• **About this exercise**
Every picture should be left out, but the lines below must be repeated exactly.

• **Data for the task**
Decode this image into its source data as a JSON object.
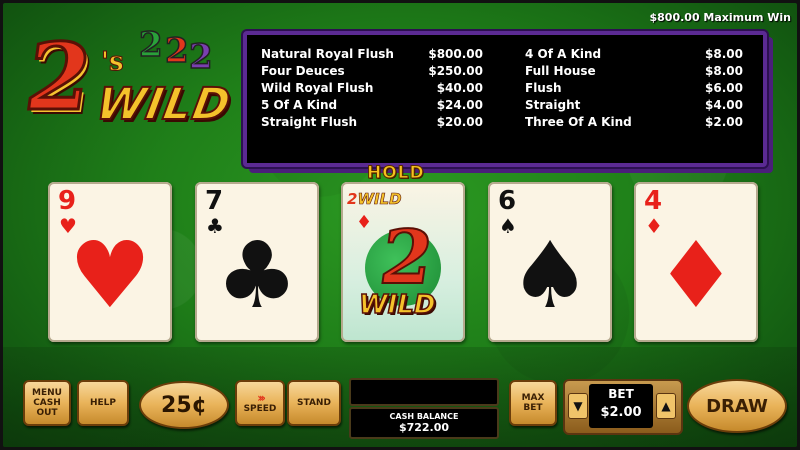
{
  "max_win": "$800.00 Maximum Win",
  "logo": {
    "two": "2",
    "apostrophe_s": "'s",
    "mini_twos": "22",
    "wild": "WILD"
  },
  "paytable": {
    "left": [
      {
        "hand": "Natural Royal Flush",
        "pay": "$800.00"
      },
      {
        "hand": "Four Deuces",
        "pay": "$250.00"
      },
      {
        "hand": "Wild Royal Flush",
        "pay": "$40.00"
      },
      {
        "hand": "5 Of A Kind",
        "pay": "$24.00"
      },
      {
        "hand": "Straight Flush",
        "pay": "$20.00"
      }
    ],
    "right": [
      {
        "hand": "4 Of A Kind",
        "pay": "$8.00"
      },
      {
        "hand": "Full House",
        "pay": "$8.00"
      },
      {
        "hand": "Flush",
        "pay": "$6.00"
      },
      {
        "hand": "Straight",
        "pay": "$4.00"
      },
      {
        "hand": "Three Of A Kind",
        "pay": "$2.00"
      }
    ]
  },
  "hold_label": "HOLD",
  "cards": [
    {
      "rank": "9",
      "suit": "♥",
      "color": "#e8211a",
      "held": false
    },
    {
      "rank": "7",
      "suit": "♣",
      "color": "#111111",
      "held": false
    },
    {
      "rank": "2",
      "suit": "♦",
      "color": "#e8211a",
      "held": true,
      "wild_top": "WILD",
      "wild_big": "WILD"
    },
    {
      "rank": "6",
      "suit": "♠",
      "color": "#111111",
      "held": false
    },
    {
      "rank": "4",
      "suit": "♦",
      "color": "#e8211a",
      "held": false
    }
  ],
  "buttons": {
    "menu_line1": "MENU",
    "menu_line2": "CASH",
    "menu_line3": "OUT",
    "help": "HELP",
    "denomination": "25¢",
    "speed": "SPEED",
    "speed_arrows": "›››",
    "stand": "STAND",
    "max_bet_line1": "MAX",
    "max_bet_line2": "BET",
    "draw": "DRAW",
    "bet_down": "▼",
    "bet_up": "▲"
  },
  "message": "",
  "cash_balance": {
    "label": "CASH BALANCE",
    "value": "$722.00"
  },
  "bet": {
    "label": "BET",
    "value": "$2.00"
  },
  "colors": {
    "felt": "#1f7f19",
    "paytable_border": "#5b2a93",
    "gold": "#f4c22b",
    "logo_red": "#e2361c"
  }
}
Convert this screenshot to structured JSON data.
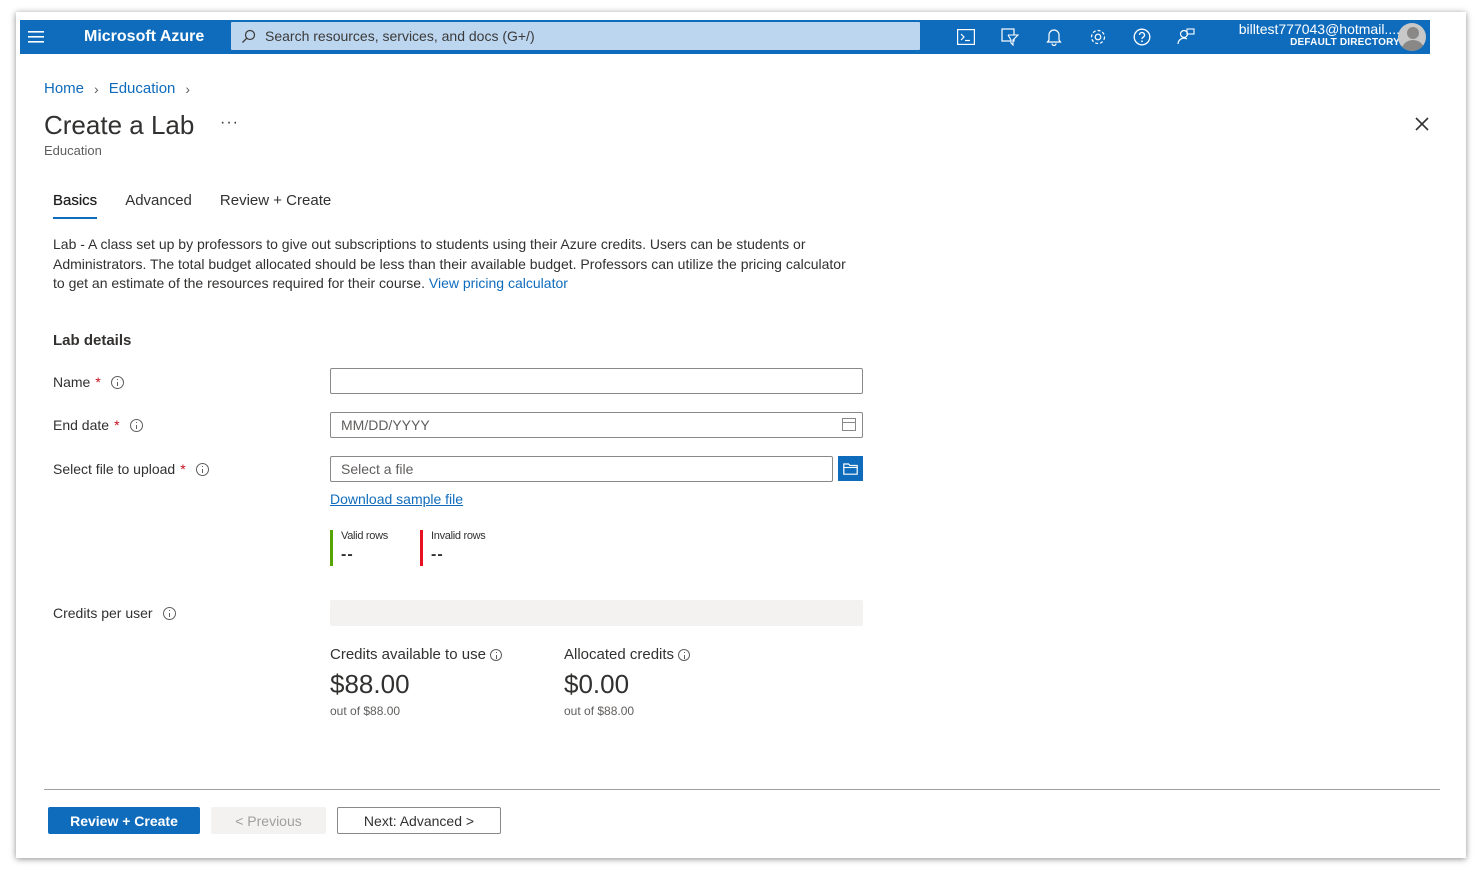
{
  "app": {
    "brand": "Microsoft Azure",
    "search_placeholder": "Search resources, services, and docs (G+/)",
    "account_email": "billtest777043@hotmail....",
    "account_directory": "DEFAULT DIRECTORY",
    "accent_color": "#0f6cbd",
    "topbar_icons": [
      "cloud-shell-icon",
      "directory-filter-icon",
      "notifications-icon",
      "settings-icon",
      "help-icon",
      "feedback-icon"
    ]
  },
  "breadcrumb": {
    "items": [
      "Home",
      "Education"
    ]
  },
  "page": {
    "title": "Create a Lab",
    "more": "···",
    "subtitle": "Education"
  },
  "tabs": [
    "Basics",
    "Advanced",
    "Review + Create"
  ],
  "active_tab": "Basics",
  "description": {
    "text": "Lab - A class set up by professors to give out subscriptions to students using their Azure credits. Users can be students or Administrators. The total budget allocated should be less than their available budget. Professors can utilize the pricing calculator to get an estimate of the resources required for their course.",
    "link": "View pricing calculator"
  },
  "form": {
    "section_title": "Lab details",
    "name_label": "Name",
    "name_value": "",
    "end_date_label": "End date",
    "end_date_placeholder": "MM/DD/YYYY",
    "file_label": "Select file to upload",
    "file_placeholder": "Select a file",
    "download_link": "Download sample file",
    "valid_rows_label": "Valid rows",
    "valid_rows_value": "--",
    "invalid_rows_label": "Invalid rows",
    "invalid_rows_value": "--",
    "credits_per_user_label": "Credits per user",
    "required_marker": "*"
  },
  "credits": {
    "available_label": "Credits available to use",
    "available_value": "$88.00",
    "available_sub": "out of $88.00",
    "allocated_label": "Allocated credits",
    "allocated_value": "$0.00",
    "allocated_sub": "out of $88.00"
  },
  "footer": {
    "review_create": "Review + Create",
    "previous": "< Previous",
    "next": "Next: Advanced >"
  }
}
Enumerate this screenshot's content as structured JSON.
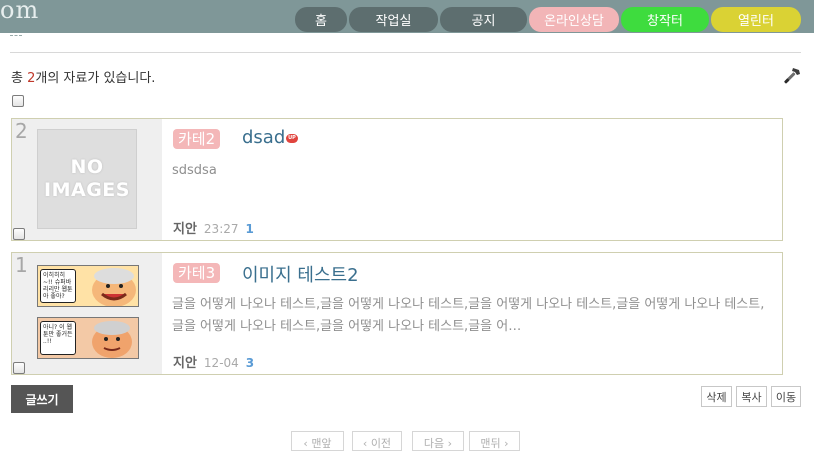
{
  "header": {
    "logo_text": "om",
    "nav": {
      "home": "홈",
      "workroom": "작업실",
      "notice": "공지",
      "consult": "온라인상담",
      "create": "창작터",
      "gallery": "열린터"
    }
  },
  "board": {
    "total_prefix": "총 ",
    "total_count": "2",
    "total_suffix": "개의 자료가 있습니다.",
    "posts": [
      {
        "number": "2",
        "thumbnail": {
          "type": "no-image",
          "line1": "NO",
          "line2": "IMAGES"
        },
        "category": "카테2",
        "title": "dsad",
        "new_badge": "UP",
        "excerpt": "sdsdsa",
        "author": "지안",
        "date": "23:27",
        "comments": "1"
      },
      {
        "number": "1",
        "thumbnail": {
          "type": "comic",
          "bubble1": "이히히히~!! 슈퍼바리리만 웹툰아 좋아?",
          "bubble2": "아니? 이 웹툰만 좋거든 ..!!"
        },
        "category": "카테3",
        "title": "이미지 테스트2",
        "excerpt": "글을 어떻게 나오나 테스트,글을 어떻게 나오나 테스트,글을 어떻게 나오나 테스트,글을 어떻게 나오나 테스트,글을 어떻게 나오나 테스트,글을 어떻게 나오나 테스트,글을 어…",
        "author": "지안",
        "date": "12-04",
        "comments": "3"
      }
    ]
  },
  "actions": {
    "write": "글쓰기",
    "delete": "삭제",
    "copy": "복사",
    "move": "이동"
  },
  "pagination": {
    "first": "‹ 맨앞",
    "prev": "‹ 이전",
    "next": "다음 ›",
    "last": "맨뒤 ›"
  },
  "icons": {
    "tools": "hammer-icon"
  },
  "colors": {
    "topbar": "#7f9798",
    "nav_default": "#5d6e6f",
    "nav_consult": "#f2b5b7",
    "nav_create": "#3edc3e",
    "nav_gallery": "#dad234",
    "category_badge": "#f4b7b8",
    "title_link": "#3a6f8e",
    "write_button": "#555555"
  }
}
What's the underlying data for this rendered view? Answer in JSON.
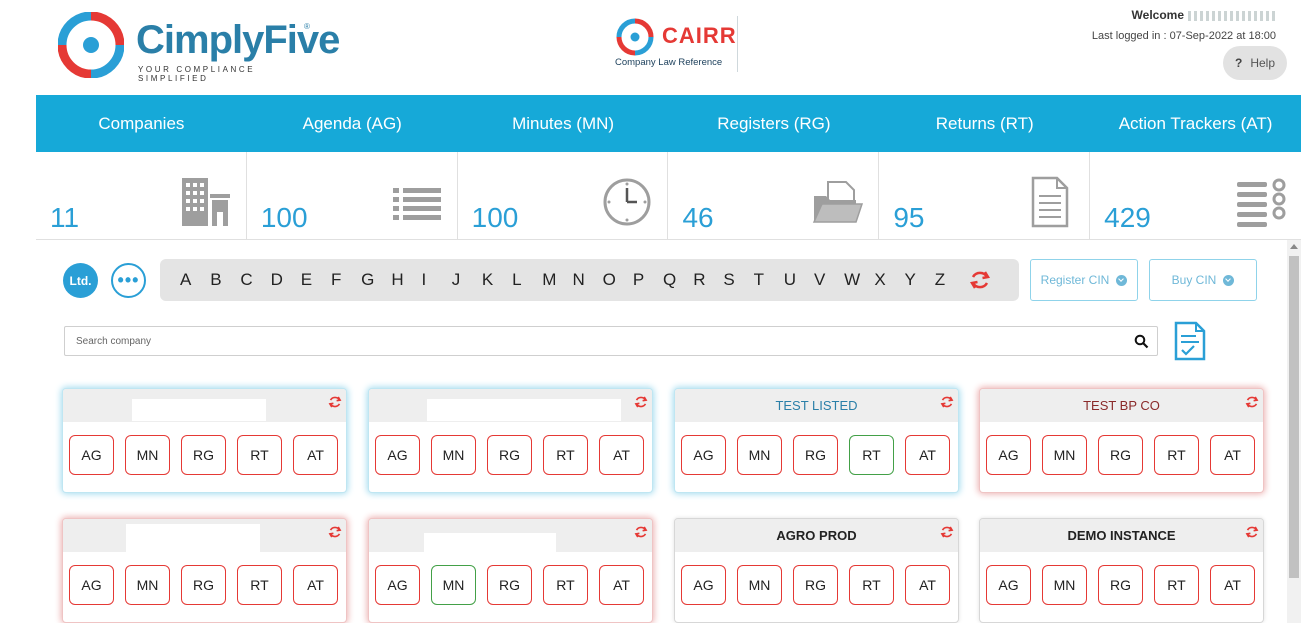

• **Exercise result**
Decode this image into its source data as a JSON object.
{
  "max_win": "$800.00 Maximum Win",
  "logo": {
    "two": "2",
    "apostrophe_s": "'s",
    "mini_twos": "22",
    "wild": "WILD"
  },
  "paytable": {
    "left": [
      {
        "hand": "Natural Royal Flush",
        "pay": "$800.00"
      },
      {
        "hand": "Four Deuces",
        "pay": "$250.00"
      },
      {
        "hand": "Wild Royal Flush",
        "pay": "$40.00"
      },
      {
        "hand": "5 Of A Kind",
        "pay": "$24.00"
      },
      {
        "hand": "Straight Flush",
        "pay": "$20.00"
      }
    ],
    "right": [
      {
        "hand": "4 Of A Kind",
        "pay": "$8.00"
      },
      {
        "hand": "Full House",
        "pay": "$8.00"
      },
      {
        "hand": "Flush",
        "pay": "$6.00"
      },
      {
        "hand": "Straight",
        "pay": "$4.00"
      },
      {
        "hand": "Three Of A Kind",
        "pay": "$2.00"
      }
    ]
  },
  "hold_label": "HOLD",
  "cards": [
    {
      "rank": "9",
      "suit": "♥",
      "color": "#e8211a",
      "held": false
    },
    {
      "rank": "7",
      "suit": "♣",
      "color": "#111111",
      "held": false
    },
    {
      "rank": "2",
      "suit": "♦",
      "color": "#e8211a",
      "held": true,
      "wild_top": "WILD",
      "wild_big": "WILD"
    },
    {
      "rank": "6",
      "suit": "♠",
      "color": "#111111",
      "held": false
    },
    {
      "rank": "4",
      "suit": "♦",
      "color": "#e8211a",
      "held": false
    }
  ],
  "buttons": {
    "menu_line1": "MENU",
    "menu_line2": "CASH",
    "menu_line3": "OUT",
    "help": "HELP",
    "denomination": "25¢",
    "speed": "SPEED",
    "speed_arrows": "›››",
    "stand": "STAND",
    "max_bet_line1": "MAX",
    "max_bet_line2": "BET",
    "draw": "DRAW",
    "bet_down": "▼",
    "bet_up": "▲"
  },
  "message": "",
  "cash_balance": {
    "label": "CASH BALANCE",
    "value": "$722.00"
  },
  "bet": {
    "label": "BET",
    "value": "$2.00"
  },
  "colors": {
    "felt": "#1f7f19",
    "paytable_border": "#5b2a93",
    "gold": "#f4c22b",
    "logo_red": "#e2361c"
  }
}
Convert this screenshot to structured JSON data.
{
  "app": {
    "brand": "Microsoft Azure",
    "search_placeholder": "Search resources, services, and docs (G+/)",
    "account_email": "billtest777043@hotmail....",
    "account_directory": "DEFAULT DIRECTORY",
    "accent_color": "#0f6cbd",
    "topbar_icons": [
      "cloud-shell-icon",
      "directory-filter-icon",
      "notifications-icon",
      "settings-icon",
      "help-icon",
      "feedback-icon"
    ]
  },
  "breadcrumb": {
    "items": [
      "Home",
      "Education"
    ]
  },
  "page": {
    "title": "Create a Lab",
    "more": "···",
    "subtitle": "Education"
  },
  "tabs": [
    "Basics",
    "Advanced",
    "Review + Create"
  ],
  "active_tab": "Basics",
  "description": {
    "text": "Lab - A class set up by professors to give out subscriptions to students using their Azure credits. Users can be students or Administrators. The total budget allocated should be less than their available budget. Professors can utilize the pricing calculator to get an estimate of the resources required for their course.",
    "link": "View pricing calculator"
  },
  "form": {
    "section_title": "Lab details",
    "name_label": "Name",
    "name_value": "",
    "end_date_label": "End date",
    "end_date_placeholder": "MM/DD/YYYY",
    "file_label": "Select file to upload",
    "file_placeholder": "Select a file",
    "download_link": "Download sample file",
    "valid_rows_label": "Valid rows",
    "valid_rows_value": "--",
    "invalid_rows_label": "Invalid rows",
    "invalid_rows_value": "--",
    "credits_per_user_label": "Credits per user",
    "required_marker": "*"
  },
  "credits": {
    "available_label": "Credits available to use",
    "available_value": "$88.00",
    "available_sub": "out of $88.00",
    "allocated_label": "Allocated credits",
    "allocated_value": "$0.00",
    "allocated_sub": "out of $88.00"
  },
  "footer": {
    "review_create": "Review + Create",
    "previous": "< Previous",
    "next": "Next: Advanced >"
  }
}
Enumerate this screenshot's content as structured JSON.
{
  "header": {
    "logo_text": "om",
    "nav": {
      "home": "홈",
      "workroom": "작업실",
      "notice": "공지",
      "consult": "온라인상담",
      "create": "창작터",
      "gallery": "열린터"
    }
  },
  "board": {
    "total_prefix": "총 ",
    "total_count": "2",
    "total_suffix": "개의 자료가 있습니다.",
    "posts": [
      {
        "number": "2",
        "thumbnail": {
          "type": "no-image",
          "line1": "NO",
          "line2": "IMAGES"
        },
        "category": "카테2",
        "title": "dsad",
        "new_badge": "UP",
        "excerpt": "sdsdsa",
        "author": "지안",
        "date": "23:27",
        "comments": "1"
      },
      {
        "number": "1",
        "thumbnail": {
          "type": "comic",
          "bubble1": "이히히히~!! 슈퍼바리리만 웹툰아 좋아?",
          "bubble2": "아니? 이 웹툰만 좋거든 ..!!"
        },
        "category": "카테3",
        "title": "이미지 테스트2",
        "excerpt": "글을 어떻게 나오나 테스트,글을 어떻게 나오나 테스트,글을 어떻게 나오나 테스트,글을 어떻게 나오나 테스트,글을 어떻게 나오나 테스트,글을 어떻게 나오나 테스트,글을 어…",
        "author": "지안",
        "date": "12-04",
        "comments": "3"
      }
    ]
  },
  "actions": {
    "write": "글쓰기",
    "delete": "삭제",
    "copy": "복사",
    "move": "이동"
  },
  "pagination": {
    "first": "‹ 맨앞",
    "prev": "‹ 이전",
    "next": "다음 ›",
    "last": "맨뒤 ›"
  },
  "icons": {
    "tools": "hammer-icon"
  },
  "colors": {
    "topbar": "#7f9798",
    "nav_default": "#5d6e6f",
    "nav_consult": "#f2b5b7",
    "nav_create": "#3edc3e",
    "nav_gallery": "#dad234",
    "category_badge": "#f4b7b8",
    "title_link": "#3a6f8e",
    "write_button": "#555555"
  }
}
What's the underlying data for this rendered view? Answer in JSON.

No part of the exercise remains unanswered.